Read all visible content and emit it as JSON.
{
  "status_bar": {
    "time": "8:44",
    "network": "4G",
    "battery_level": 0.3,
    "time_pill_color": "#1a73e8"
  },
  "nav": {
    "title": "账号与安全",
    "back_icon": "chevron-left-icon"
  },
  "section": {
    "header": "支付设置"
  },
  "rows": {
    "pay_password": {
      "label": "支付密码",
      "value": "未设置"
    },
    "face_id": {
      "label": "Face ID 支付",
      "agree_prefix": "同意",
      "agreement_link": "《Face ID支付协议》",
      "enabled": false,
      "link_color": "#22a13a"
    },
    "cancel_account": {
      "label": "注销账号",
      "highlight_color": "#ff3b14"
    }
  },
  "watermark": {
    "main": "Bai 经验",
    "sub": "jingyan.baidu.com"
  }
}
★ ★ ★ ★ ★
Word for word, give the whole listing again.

Solution to the exercise:
Read all visible content and emit it as JSON.
{
  "status_bar": {
    "time": "8:44",
    "network": "4G",
    "battery_level": 0.3,
    "time_pill_color": "#1a73e8"
  },
  "nav": {
    "title": "账号与安全",
    "back_icon": "chevron-left-icon"
  },
  "section": {
    "header": "支付设置"
  },
  "rows": {
    "pay_password": {
      "label": "支付密码",
      "value": "未设置"
    },
    "face_id": {
      "label": "Face ID 支付",
      "agree_prefix": "同意",
      "agreement_link": "《Face ID支付协议》",
      "enabled": false,
      "link_color": "#22a13a"
    },
    "cancel_account": {
      "label": "注销账号",
      "highlight_color": "#ff3b14"
    }
  },
  "watermark": {
    "main": "Bai 经验",
    "sub": "jingyan.baidu.com"
  }
}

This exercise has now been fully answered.